(Data about app and page elements)
+===+

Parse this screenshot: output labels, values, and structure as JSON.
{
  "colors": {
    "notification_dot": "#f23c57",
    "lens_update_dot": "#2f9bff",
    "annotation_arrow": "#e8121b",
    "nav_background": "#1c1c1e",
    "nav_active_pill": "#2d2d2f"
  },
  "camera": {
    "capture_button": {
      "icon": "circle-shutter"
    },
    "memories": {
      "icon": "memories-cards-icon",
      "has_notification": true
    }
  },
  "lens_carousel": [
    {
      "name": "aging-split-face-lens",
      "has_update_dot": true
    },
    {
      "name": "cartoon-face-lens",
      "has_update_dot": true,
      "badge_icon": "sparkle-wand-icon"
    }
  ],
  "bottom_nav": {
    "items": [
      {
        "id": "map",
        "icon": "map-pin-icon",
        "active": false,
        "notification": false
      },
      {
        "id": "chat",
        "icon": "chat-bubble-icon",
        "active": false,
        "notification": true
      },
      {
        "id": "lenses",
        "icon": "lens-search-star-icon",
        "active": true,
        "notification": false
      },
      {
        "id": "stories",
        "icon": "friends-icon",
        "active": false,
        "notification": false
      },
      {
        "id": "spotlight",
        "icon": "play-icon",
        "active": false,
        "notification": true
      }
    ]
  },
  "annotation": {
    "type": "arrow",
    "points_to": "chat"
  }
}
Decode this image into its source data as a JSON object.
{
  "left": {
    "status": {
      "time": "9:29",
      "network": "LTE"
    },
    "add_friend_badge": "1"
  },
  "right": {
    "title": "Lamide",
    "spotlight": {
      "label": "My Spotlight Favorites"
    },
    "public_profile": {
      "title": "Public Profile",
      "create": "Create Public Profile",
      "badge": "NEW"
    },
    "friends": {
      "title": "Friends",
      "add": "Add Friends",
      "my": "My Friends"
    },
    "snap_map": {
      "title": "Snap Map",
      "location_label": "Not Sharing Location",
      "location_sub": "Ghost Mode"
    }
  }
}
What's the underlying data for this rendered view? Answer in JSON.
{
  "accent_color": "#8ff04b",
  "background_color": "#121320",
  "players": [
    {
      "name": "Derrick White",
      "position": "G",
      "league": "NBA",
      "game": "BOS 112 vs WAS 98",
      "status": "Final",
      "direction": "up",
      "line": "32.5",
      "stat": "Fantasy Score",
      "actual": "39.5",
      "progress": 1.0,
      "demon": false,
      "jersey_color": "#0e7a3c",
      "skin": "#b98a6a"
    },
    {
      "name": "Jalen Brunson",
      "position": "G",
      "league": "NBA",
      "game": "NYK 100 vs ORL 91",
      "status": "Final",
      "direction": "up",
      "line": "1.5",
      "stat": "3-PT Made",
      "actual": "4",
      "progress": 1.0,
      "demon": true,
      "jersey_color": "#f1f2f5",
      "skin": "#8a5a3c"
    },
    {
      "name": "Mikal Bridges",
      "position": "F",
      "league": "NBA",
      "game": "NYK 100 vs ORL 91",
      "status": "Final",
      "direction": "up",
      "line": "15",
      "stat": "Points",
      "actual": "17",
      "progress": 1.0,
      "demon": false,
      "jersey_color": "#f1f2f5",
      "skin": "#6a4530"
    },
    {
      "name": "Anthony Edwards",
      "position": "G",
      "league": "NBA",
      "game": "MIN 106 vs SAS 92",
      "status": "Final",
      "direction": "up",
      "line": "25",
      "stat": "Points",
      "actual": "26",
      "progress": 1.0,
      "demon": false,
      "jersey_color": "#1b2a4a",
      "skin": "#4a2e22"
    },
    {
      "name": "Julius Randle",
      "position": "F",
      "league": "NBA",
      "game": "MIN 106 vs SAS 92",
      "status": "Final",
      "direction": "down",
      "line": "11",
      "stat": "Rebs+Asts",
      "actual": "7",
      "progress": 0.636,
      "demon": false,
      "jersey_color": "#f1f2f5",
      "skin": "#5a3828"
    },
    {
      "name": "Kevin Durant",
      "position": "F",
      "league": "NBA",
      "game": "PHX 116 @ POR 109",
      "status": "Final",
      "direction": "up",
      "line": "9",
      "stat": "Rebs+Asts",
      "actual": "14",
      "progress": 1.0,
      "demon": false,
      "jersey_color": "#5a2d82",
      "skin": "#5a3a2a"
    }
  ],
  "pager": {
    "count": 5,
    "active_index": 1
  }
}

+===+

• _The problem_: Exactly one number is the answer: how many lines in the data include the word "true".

• _Answer box_: 7